══ Record excerpts

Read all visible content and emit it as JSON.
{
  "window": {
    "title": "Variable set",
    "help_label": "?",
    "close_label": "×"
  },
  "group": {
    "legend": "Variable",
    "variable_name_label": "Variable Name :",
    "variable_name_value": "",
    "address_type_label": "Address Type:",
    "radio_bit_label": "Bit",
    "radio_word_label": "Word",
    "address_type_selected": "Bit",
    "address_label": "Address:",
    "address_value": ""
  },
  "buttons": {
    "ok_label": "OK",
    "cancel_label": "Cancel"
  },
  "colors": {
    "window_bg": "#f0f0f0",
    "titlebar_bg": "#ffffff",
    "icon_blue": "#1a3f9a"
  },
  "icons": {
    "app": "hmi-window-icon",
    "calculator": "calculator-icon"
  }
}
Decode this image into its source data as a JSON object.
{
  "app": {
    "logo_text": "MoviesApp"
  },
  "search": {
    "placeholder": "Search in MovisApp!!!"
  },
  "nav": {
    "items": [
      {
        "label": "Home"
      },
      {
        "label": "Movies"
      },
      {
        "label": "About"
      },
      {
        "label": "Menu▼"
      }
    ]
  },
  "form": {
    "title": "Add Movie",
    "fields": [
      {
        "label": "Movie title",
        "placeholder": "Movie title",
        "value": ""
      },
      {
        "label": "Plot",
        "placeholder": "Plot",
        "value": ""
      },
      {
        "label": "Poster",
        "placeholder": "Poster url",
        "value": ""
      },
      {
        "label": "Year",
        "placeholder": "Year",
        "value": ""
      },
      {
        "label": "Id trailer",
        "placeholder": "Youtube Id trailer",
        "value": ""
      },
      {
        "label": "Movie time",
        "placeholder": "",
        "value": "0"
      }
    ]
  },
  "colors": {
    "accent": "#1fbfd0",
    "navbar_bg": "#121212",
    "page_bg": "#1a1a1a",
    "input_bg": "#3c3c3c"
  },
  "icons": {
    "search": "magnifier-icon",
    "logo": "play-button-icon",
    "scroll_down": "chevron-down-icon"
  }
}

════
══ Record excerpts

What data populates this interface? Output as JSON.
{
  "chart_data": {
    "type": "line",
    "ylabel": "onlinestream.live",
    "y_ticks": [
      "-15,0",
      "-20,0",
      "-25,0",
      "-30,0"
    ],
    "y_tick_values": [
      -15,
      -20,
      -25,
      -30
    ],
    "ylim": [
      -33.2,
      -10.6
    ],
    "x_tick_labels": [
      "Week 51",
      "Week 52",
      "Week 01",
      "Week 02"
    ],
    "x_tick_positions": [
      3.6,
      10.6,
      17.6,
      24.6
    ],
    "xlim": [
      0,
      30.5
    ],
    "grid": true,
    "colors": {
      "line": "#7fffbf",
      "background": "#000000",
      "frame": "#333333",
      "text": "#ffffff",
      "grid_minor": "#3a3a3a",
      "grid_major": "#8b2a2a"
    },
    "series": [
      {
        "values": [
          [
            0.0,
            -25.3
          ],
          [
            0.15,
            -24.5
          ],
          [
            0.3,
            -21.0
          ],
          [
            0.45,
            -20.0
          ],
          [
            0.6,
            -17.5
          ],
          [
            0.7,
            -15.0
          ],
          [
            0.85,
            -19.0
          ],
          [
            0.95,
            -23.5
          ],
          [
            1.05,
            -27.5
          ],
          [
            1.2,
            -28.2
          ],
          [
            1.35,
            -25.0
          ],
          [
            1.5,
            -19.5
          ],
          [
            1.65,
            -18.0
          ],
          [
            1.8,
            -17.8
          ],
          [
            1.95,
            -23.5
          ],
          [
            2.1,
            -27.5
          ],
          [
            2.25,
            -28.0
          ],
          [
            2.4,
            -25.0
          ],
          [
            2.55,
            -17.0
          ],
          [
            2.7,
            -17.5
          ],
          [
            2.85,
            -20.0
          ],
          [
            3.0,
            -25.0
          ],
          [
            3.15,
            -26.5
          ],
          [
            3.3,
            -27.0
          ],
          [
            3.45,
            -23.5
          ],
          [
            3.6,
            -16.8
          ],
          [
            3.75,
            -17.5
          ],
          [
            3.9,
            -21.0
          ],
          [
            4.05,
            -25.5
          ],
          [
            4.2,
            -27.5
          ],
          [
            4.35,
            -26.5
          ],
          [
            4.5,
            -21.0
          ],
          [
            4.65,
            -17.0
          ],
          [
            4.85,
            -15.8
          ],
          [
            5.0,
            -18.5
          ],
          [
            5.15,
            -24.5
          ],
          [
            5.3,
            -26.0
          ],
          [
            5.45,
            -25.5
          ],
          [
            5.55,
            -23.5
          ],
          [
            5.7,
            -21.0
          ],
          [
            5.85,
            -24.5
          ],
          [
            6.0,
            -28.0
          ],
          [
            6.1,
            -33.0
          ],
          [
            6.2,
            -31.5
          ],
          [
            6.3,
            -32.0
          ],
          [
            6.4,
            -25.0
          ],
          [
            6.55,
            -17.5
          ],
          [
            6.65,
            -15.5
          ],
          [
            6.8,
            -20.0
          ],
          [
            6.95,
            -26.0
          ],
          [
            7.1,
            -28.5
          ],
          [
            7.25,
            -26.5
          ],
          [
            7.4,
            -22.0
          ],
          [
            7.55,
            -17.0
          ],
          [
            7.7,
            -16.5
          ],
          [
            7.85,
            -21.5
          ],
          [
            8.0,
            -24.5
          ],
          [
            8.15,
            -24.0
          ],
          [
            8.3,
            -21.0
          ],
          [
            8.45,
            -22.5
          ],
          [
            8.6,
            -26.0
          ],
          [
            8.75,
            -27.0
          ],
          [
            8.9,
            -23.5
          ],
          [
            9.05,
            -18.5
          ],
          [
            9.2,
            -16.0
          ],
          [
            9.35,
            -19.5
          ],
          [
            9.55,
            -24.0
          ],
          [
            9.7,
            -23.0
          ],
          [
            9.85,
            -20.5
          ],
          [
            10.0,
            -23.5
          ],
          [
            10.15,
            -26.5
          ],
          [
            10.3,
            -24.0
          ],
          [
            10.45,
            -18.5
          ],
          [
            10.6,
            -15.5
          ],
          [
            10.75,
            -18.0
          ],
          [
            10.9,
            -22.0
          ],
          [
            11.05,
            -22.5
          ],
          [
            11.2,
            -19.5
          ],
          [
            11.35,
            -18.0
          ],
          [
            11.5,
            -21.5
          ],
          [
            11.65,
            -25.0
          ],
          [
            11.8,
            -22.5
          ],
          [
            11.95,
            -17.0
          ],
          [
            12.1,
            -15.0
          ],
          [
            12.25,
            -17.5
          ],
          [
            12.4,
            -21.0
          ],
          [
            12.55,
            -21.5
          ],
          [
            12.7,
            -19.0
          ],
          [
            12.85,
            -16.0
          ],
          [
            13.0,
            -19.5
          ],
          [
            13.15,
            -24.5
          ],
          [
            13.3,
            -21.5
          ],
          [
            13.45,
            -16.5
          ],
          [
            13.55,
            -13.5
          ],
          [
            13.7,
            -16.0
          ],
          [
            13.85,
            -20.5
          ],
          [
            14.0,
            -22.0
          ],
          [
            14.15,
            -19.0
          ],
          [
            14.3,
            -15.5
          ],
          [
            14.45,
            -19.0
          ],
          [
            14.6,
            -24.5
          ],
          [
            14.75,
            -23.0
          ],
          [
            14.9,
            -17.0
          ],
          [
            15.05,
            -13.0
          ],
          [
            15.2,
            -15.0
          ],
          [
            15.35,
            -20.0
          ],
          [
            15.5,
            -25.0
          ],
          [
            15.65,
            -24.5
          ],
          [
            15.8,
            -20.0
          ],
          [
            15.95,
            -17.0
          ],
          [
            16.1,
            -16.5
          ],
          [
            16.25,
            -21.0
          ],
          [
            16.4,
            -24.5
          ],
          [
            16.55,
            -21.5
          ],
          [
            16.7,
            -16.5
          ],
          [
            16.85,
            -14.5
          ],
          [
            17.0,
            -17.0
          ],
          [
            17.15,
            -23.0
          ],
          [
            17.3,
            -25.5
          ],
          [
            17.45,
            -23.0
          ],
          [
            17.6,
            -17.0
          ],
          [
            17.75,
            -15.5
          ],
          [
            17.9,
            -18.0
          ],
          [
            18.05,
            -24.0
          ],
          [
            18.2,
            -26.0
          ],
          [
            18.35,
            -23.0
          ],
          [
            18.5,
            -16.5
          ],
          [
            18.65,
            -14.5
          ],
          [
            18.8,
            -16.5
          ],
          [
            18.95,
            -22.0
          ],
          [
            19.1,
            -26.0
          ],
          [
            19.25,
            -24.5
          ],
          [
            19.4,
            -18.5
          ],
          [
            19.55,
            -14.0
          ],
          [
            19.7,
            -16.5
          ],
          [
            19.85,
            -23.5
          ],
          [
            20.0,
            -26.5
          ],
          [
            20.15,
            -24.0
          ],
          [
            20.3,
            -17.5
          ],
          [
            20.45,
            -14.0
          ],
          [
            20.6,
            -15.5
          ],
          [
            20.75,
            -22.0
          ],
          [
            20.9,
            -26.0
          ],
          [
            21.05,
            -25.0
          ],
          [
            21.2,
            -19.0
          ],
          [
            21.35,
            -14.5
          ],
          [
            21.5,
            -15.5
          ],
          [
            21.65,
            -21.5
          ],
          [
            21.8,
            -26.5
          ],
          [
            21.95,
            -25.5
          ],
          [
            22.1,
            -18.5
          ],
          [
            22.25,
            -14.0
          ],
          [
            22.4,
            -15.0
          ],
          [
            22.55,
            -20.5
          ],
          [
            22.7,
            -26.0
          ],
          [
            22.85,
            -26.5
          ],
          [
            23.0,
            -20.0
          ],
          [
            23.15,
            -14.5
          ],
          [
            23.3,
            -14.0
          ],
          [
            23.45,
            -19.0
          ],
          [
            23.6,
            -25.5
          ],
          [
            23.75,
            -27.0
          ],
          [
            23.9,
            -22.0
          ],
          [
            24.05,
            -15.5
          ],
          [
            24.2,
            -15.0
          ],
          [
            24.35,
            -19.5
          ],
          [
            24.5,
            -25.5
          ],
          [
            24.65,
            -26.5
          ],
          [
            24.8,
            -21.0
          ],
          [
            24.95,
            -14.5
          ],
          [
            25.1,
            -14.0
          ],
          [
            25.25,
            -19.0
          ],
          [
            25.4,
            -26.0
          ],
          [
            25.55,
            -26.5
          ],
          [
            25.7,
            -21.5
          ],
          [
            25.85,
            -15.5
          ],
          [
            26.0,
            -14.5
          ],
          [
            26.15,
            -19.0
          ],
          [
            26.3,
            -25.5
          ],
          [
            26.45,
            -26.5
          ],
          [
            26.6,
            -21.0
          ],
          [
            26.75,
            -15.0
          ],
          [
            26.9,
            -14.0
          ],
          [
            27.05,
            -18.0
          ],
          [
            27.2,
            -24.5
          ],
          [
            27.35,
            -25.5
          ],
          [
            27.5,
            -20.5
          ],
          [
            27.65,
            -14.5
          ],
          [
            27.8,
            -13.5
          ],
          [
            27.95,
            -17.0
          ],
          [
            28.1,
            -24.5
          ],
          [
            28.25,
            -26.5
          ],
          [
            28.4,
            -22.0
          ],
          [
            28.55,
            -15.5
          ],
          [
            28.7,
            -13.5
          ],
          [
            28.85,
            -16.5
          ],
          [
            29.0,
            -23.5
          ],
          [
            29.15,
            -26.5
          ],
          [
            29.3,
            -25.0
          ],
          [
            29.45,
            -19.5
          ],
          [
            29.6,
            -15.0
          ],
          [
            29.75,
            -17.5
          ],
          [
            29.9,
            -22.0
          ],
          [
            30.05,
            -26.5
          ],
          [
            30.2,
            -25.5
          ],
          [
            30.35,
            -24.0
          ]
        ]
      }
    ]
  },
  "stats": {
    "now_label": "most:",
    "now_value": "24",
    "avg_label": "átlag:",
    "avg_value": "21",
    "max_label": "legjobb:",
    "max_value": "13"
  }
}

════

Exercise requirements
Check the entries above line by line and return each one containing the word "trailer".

Written solution
        "label": "Id trailer",
        "placeholder": "Youtube Id trailer",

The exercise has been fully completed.